DESCRIPTION OF THE TASK: Look for "Windows" in the listing below. Gather each line that contains it.

▽

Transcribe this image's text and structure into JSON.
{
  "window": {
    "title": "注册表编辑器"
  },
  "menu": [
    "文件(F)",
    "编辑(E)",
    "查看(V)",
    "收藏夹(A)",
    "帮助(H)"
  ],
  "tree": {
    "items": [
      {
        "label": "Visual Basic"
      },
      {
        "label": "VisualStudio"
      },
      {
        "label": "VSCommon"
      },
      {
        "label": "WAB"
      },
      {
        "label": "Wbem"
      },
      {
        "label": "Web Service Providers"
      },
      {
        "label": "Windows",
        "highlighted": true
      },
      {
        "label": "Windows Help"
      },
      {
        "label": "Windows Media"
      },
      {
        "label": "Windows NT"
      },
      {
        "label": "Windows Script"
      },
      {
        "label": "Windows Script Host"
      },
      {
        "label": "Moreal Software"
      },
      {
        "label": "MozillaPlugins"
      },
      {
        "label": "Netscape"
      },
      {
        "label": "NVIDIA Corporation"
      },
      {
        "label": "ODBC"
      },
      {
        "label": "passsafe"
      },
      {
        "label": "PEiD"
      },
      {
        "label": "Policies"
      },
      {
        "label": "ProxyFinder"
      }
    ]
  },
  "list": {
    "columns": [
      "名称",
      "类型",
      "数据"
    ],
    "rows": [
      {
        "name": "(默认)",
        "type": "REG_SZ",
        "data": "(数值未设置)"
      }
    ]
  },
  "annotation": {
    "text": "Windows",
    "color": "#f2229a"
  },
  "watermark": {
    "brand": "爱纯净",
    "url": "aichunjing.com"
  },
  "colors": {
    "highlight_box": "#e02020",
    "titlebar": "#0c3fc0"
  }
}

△

FINAL ANSWER:
        "label": "Windows",
        "label": "Windows Help"
        "label": "Windows Media"
        "label": "Windows NT"
        "label": "Windows Script"
        "label": "Windows Script Host"
    "text": "Windows",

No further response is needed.